The Random Forest is one of the most effective machine learning models for predictive analytics, making it an industrial workhorse for machine learning.

Background

The random forest model is a type of additive model that makes predictions by combining decisions from a sequence of base models. More formally we can write this class of models as:

where the final model is the sum of simple base models . Here, each base classifier is a simple decision tree. This broad technique of using multiple models to obtain better predictive performance is called model ensembling. In random forests, all the base models are constructed independently using a different subsample of the data.

Introductory Example
import graphlab as gl

# Label 'p' is edible
data['label'] = data['label'] == 'p'

# Make a train-test split
train_data, test_data = data.random_split(0.8)

# Create a model.
model = gl.random_forest_regression.create(train_data, target='label',
max_iterations=2,
max_depth =  3)

# Save predictions to an SArray
predictions = model.predict(test_data)

# Evaluate the model and save the results into a dictionary
results = model.evaluate(test_data)


We can visualize the models using

model.show(view="Tree", tree_id=0)
model.show(view="Tree", tree_id=1)


Tuning hyperparameters

The Gradient oosted Trees model has many tuning parameters. Here we provide a simple guideline for tuning the model.

• num_trees Controls the number of trees in the final model. Usually the more trees, the higher accuracy. However, both the training and prediction time also grows linearly in the number of trees.

• max_depth Restricts the depth of each individual tree to prevent overfitting.

• step_size Also called shrinkage, appeared as the in the equations in the background section. It works similar to the learning rate of the gradient descent procedure: smaller value will take more iterations to reach the same level of training error of a larger step size. So there is a trade off between step_size and number of iterations.

• min_child_weight One of the pruning criteria for decision tree construction. In classification problem, this corresponds to the minimum observations required at a leaf node. Larger value produces simpler trees.

• min_loss_reduction Another pruning criteria for decision tree construction. This restricts the reduction of loss function for a node split. Larger value produces simpler trees.

• row_subsample Use only a fraction of data at each iteration. This is similar to the mini-batch stochastic gradient descent which not only reduce the computation cost of each iteration, but may also produce more robust model.

• column_subsample Use only a subset of the columns to use at each iteration.

In general, you can choose num_trees to be as large as your computation budget permits. You can then set min_child_weight to be a reasonable value around (#instances/1000), and tune max_depth. When you have more training instances, you can set max_depth to a higher value. When you find a large gap between the training loss and validation loss, a sign of overfitting, you may want to reduce depth, and increase min_child_weight.

Why chose random forests?

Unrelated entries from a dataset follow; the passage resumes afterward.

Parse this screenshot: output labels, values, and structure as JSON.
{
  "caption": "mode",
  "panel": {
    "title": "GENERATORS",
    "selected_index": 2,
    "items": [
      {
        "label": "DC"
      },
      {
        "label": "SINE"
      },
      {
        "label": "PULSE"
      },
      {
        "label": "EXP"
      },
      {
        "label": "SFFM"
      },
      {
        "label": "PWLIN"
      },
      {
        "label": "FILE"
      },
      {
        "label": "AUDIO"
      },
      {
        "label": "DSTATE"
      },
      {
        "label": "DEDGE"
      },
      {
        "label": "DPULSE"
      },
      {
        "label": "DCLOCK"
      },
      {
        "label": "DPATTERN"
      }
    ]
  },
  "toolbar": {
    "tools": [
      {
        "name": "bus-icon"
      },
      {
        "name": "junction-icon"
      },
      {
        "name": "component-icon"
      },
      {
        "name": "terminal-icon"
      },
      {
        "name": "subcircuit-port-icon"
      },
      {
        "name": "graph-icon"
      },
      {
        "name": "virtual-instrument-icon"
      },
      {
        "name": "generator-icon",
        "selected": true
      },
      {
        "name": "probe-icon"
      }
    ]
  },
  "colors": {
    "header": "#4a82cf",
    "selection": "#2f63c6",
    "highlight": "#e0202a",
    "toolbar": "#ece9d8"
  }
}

Different kinds of models have different advantages. The random forest model is very good at handling tabular data with numerical features, or categorical features with fewer than hundreds of categories. Unlike linear models, random forests are able to capture non-linear interaction between the features and the target.

One important note is that tree based models are not designed to work with very sparse features. When dealing with sparse input data (e.g. categorical features with large dimension), we can either pre-process the sparse features to generate numerical statistics, or switch to a linear model, which is better suited for such scenarios.